# ACTIVITY
Could you set down every record below exactly as it appears?

#### DATA EXCERPTS

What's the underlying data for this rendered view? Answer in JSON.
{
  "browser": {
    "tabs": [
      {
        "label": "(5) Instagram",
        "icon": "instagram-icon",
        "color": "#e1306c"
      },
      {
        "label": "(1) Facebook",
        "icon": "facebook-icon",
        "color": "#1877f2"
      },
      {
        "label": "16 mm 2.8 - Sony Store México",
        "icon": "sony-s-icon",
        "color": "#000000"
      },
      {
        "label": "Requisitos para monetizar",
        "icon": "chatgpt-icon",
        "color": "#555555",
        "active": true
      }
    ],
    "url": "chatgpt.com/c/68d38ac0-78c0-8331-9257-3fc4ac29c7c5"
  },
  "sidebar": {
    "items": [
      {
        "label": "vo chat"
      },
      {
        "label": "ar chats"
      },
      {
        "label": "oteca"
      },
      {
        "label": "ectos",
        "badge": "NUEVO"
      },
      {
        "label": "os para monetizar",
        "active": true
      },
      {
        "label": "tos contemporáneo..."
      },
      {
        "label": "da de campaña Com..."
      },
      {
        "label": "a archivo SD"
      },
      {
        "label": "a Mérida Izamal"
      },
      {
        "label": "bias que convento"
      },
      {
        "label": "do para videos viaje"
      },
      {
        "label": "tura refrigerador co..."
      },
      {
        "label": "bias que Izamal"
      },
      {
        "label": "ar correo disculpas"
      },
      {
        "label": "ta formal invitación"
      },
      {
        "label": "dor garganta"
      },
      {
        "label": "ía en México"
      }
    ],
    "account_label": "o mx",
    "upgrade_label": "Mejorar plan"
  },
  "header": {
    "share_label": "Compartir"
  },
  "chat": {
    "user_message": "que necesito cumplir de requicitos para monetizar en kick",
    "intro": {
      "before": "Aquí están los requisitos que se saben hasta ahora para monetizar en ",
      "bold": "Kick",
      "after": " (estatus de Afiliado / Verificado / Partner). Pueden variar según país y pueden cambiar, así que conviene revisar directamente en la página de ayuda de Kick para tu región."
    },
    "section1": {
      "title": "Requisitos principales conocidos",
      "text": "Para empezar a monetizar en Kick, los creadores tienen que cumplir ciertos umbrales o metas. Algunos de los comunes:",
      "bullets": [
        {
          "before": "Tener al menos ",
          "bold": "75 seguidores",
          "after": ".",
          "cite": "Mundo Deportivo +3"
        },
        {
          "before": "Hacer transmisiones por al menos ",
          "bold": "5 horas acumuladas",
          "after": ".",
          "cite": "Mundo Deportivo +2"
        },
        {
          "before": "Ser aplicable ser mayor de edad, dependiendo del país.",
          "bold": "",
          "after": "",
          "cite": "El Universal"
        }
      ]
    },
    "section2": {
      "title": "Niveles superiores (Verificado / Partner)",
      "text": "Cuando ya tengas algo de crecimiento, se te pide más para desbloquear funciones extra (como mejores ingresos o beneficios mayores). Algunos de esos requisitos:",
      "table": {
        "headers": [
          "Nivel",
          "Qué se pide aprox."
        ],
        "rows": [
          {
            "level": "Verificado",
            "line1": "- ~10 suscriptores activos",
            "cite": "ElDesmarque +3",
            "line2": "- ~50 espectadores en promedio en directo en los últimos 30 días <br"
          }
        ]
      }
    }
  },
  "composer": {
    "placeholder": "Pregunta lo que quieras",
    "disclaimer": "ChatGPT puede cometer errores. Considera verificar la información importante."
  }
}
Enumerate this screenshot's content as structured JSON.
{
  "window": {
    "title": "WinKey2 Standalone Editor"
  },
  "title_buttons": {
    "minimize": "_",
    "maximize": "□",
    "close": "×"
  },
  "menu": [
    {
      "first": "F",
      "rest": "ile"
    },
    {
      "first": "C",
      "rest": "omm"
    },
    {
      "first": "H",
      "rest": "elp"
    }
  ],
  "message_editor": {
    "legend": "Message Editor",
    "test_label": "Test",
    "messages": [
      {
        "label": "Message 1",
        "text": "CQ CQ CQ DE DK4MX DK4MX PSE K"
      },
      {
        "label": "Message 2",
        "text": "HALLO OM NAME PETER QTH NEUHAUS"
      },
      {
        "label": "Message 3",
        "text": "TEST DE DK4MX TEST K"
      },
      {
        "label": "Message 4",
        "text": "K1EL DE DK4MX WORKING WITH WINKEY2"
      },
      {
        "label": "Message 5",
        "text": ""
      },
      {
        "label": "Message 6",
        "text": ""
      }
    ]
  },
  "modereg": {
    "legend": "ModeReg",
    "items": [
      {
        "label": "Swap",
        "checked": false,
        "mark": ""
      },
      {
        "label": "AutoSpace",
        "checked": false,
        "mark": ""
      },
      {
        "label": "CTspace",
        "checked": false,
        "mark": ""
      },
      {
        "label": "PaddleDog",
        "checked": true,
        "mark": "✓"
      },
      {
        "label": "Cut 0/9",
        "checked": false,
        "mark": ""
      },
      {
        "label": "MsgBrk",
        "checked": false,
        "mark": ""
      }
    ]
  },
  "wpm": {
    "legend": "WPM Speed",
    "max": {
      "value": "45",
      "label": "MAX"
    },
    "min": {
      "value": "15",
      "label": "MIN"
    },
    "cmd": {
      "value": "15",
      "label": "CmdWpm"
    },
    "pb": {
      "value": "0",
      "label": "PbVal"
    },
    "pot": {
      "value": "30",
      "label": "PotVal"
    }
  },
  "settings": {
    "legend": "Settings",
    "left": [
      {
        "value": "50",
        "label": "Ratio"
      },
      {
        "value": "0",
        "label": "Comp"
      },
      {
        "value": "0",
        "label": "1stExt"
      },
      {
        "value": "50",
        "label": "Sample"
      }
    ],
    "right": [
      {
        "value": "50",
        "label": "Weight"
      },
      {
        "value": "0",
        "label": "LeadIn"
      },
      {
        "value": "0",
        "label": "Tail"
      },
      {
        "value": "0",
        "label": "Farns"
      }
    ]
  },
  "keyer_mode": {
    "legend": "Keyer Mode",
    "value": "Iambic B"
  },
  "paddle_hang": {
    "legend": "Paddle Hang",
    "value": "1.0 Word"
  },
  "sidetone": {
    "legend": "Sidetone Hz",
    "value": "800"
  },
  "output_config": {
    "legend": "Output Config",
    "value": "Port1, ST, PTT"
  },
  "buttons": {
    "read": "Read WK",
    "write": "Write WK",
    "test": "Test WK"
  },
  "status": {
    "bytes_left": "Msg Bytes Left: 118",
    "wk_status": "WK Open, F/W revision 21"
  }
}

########

# SOLUTION TO THE PROBLEM
What's the underlying data for this rendered view? Answer in JSON.
{
  "browser": {
    "tabs": [
      {
        "label": "(5) Instagram",
        "icon": "instagram-icon",
        "color": "#e1306c"
      },
      {
        "label": "(1) Facebook",
        "icon": "facebook-icon",
        "color": "#1877f2"
      },
      {
        "label": "16 mm 2.8 - Sony Store México",
        "icon": "sony-s-icon",
        "color": "#000000"
      },
      {
        "label": "Requisitos para monetizar",
        "icon": "chatgpt-icon",
        "color": "#555555",
        "active": true
      }
    ],
    "url": "chatgpt.com/c/68d38ac0-78c0-8331-9257-3fc4ac29c7c5"
  },
  "sidebar": {
    "items": [
      {
        "label": "vo chat"
      },
      {
        "label": "ar chats"
      },
      {
        "label": "oteca"
      },
      {
        "label": "ectos",
        "badge": "NUEVO"
      },
      {
        "label": "os para monetizar",
        "active": true
      },
      {
        "label": "tos contemporáneo..."
      },
      {
        "label": "da de campaña Com..."
      },
      {
        "label": "a archivo SD"
      },
      {
        "label": "a Mérida Izamal"
      },
      {
        "label": "bias que convento"
      },
      {
        "label": "do para videos viaje"
      },
      {
        "label": "tura refrigerador co..."
      },
      {
        "label": "bias que Izamal"
      },
      {
        "label": "ar correo disculpas"
      },
      {
        "label": "ta formal invitación"
      },
      {
        "label": "dor garganta"
      },
      {
        "label": "ía en México"
      }
    ],
    "account_label": "o mx",
    "upgrade_label": "Mejorar plan"
  },
  "header": {
    "share_label": "Compartir"
  },
  "chat": {
    "user_message": "que necesito cumplir de requicitos para monetizar en kick",
    "intro": {
      "before": "Aquí están los requisitos que se saben hasta ahora para monetizar en ",
      "bold": "Kick",
      "after": " (estatus de Afiliado / Verificado / Partner). Pueden variar según país y pueden cambiar, así que conviene revisar directamente en la página de ayuda de Kick para tu región."
    },
    "section1": {
      "title": "Requisitos principales conocidos",
      "text": "Para empezar a monetizar en Kick, los creadores tienen que cumplir ciertos umbrales o metas. Algunos de los comunes:",
      "bullets": [
        {
          "before": "Tener al menos ",
          "bold": "75 seguidores",
          "after": ".",
          "cite": "Mundo Deportivo +3"
        },
        {
          "before": "Hacer transmisiones por al menos ",
          "bold": "5 horas acumuladas",
          "after": ".",
          "cite": "Mundo Deportivo +2"
        },
        {
          "before": "Ser aplicable ser mayor de edad, dependiendo del país.",
          "bold": "",
          "after": "",
          "cite": "El Universal"
        }
      ]
    },
    "section2": {
      "title": "Niveles superiores (Verificado / Partner)",
      "text": "Cuando ya tengas algo de crecimiento, se te pide más para desbloquear funciones extra (como mejores ingresos o beneficios mayores). Algunos de esos requisitos:",
      "table": {
        "headers": [
          "Nivel",
          "Qué se pide aprox."
        ],
        "rows": [
          {
            "level": "Verificado",
            "line1": "- ~10 suscriptores activos",
            "cite": "ElDesmarque +3",
            "line2": "- ~50 espectadores en promedio en directo en los últimos 30 días <br"
          }
        ]
      }
    }
  },
  "composer": {
    "placeholder": "Pregunta lo que quieras",
    "disclaimer": "ChatGPT puede cometer errores. Considera verificar la información importante."
  }
}
Enumerate this screenshot's content as structured JSON.
{
  "window": {
    "title": "WinKey2 Standalone Editor"
  },
  "title_buttons": {
    "minimize": "_",
    "maximize": "□",
    "close": "×"
  },
  "menu": [
    {
      "first": "F",
      "rest": "ile"
    },
    {
      "first": "C",
      "rest": "omm"
    },
    {
      "first": "H",
      "rest": "elp"
    }
  ],
  "message_editor": {
    "legend": "Message Editor",
    "test_label": "Test",
    "messages": [
      {
        "label": "Message 1",
        "text": "CQ CQ CQ DE DK4MX DK4MX PSE K"
      },
      {
        "label": "Message 2",
        "text": "HALLO OM NAME PETER QTH NEUHAUS"
      },
      {
        "label": "Message 3",
        "text": "TEST DE DK4MX TEST K"
      },
      {
        "label": "Message 4",
        "text": "K1EL DE DK4MX WORKING WITH WINKEY2"
      },
      {
        "label": "Message 5",
        "text": ""
      },
      {
        "label": "Message 6",
        "text": ""
      }
    ]
  },
  "modereg": {
    "legend": "ModeReg",
    "items": [
      {
        "label": "Swap",
        "checked": false,
        "mark": ""
      },
      {
        "label": "AutoSpace",
        "checked": false,
        "mark": ""
      },
      {
        "label": "CTspace",
        "checked": false,
        "mark": ""
      },
      {
        "label": "PaddleDog",
        "checked": true,
        "mark": "✓"
      },
      {
        "label": "Cut 0/9",
        "checked": false,
        "mark": ""
      },
      {
        "label": "MsgBrk",
        "checked": false,
        "mark": ""
      }
    ]
  },
  "wpm": {
    "legend": "WPM Speed",
    "max": {
      "value": "45",
      "label": "MAX"
    },
    "min": {
      "value": "15",
      "label": "MIN"
    },
    "cmd": {
      "value": "15",
      "label": "CmdWpm"
    },
    "pb": {
      "value": "0",
      "label": "PbVal"
    },
    "pot": {
      "value": "30",
      "label": "PotVal"
    }
  },
  "settings": {
    "legend": "Settings",
    "left": [
      {
        "value": "50",
        "label": "Ratio"
      },
      {
        "value": "0",
        "label": "Comp"
      },
      {
        "value": "0",
        "label": "1stExt"
      },
      {
        "value": "50",
        "label": "Sample"
      }
    ],
    "right": [
      {
        "value": "50",
        "label": "Weight"
      },
      {
        "value": "0",
        "label": "LeadIn"
      },
      {
        "value": "0",
        "label": "Tail"
      },
      {
        "value": "0",
        "label": "Farns"
      }
    ]
  },
  "keyer_mode": {
    "legend": "Keyer Mode",
    "value": "Iambic B"
  },
  "paddle_hang": {
    "legend": "Paddle Hang",
    "value": "1.0 Word"
  },
  "sidetone": {
    "legend": "Sidetone Hz",
    "value": "800"
  },
  "output_config": {
    "legend": "Output Config",
    "value": "Port1, ST, PTT"
  },
  "buttons": {
    "read": "Read WK",
    "write": "Write WK",
    "test": "Test WK"
  },
  "status": {
    "bytes_left": "Msg Bytes Left: 118",
    "wk_status": "WK Open, F/W revision 21"
  }
}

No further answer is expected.